The second step is knowing how to do it. Some people I’ve worked with have found it really hard to sit down and think about these things, they schedule the time for reflection, but then sit down and have nothing to write about. One way to get around this is to think of a question you’d like to ask yourself, and then reflect on that question. If it’s still empty, you can make the question more and more narrow until you’ve got something tangible enough for you to think about.

The third step is having the tools to make it easy to keep the habit. I find blogging being one such tool, I also would like to use Twitter as a sort of micro-reflection throughout the day.

Another good habit that many have (especially girls are good at this!) is journaling.
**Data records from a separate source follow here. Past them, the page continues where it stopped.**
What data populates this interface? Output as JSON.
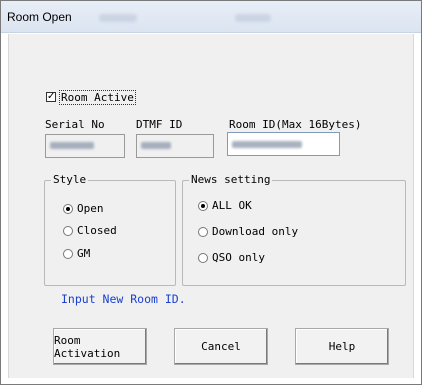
{
  "window": {
    "title": "Room Open"
  },
  "room_active": {
    "label": "Room Active",
    "checked": true,
    "check_glyph": "✓"
  },
  "fields": {
    "serial_no": {
      "label": "Serial No"
    },
    "dtmf_id": {
      "label": "DTMF ID"
    },
    "room_id": {
      "label": "Room ID(Max 16Bytes)"
    }
  },
  "style_group": {
    "legend": "Style",
    "options": [
      {
        "label": "Open",
        "selected": true
      },
      {
        "label": "Closed",
        "selected": false
      },
      {
        "label": "GM",
        "selected": false
      }
    ]
  },
  "news_group": {
    "legend": "News setting",
    "options": [
      {
        "label": "ALL OK",
        "selected": true
      },
      {
        "label": "Download only",
        "selected": false
      },
      {
        "label": "QSO only",
        "selected": false
      }
    ]
  },
  "status_message": "Input New Room ID.",
  "buttons": {
    "activation": "Room Activation",
    "cancel": "Cancel",
    "help": "Help"
  },
  "colors": {
    "status_text": "#1b3fcf",
    "titlebar": "#dbe4f1",
    "dialog_bg": "#f0f0f0"
  }
}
I always had a hard time journaling, until I began the practice of journaling around a question, topic or issue that was relevant to me. This made journaling make a lot more sense to me.

Thinking actively about trying to have these three steps in place I’ve found reflection becomes an easier practice to implement and keep.

Photo by johnrite.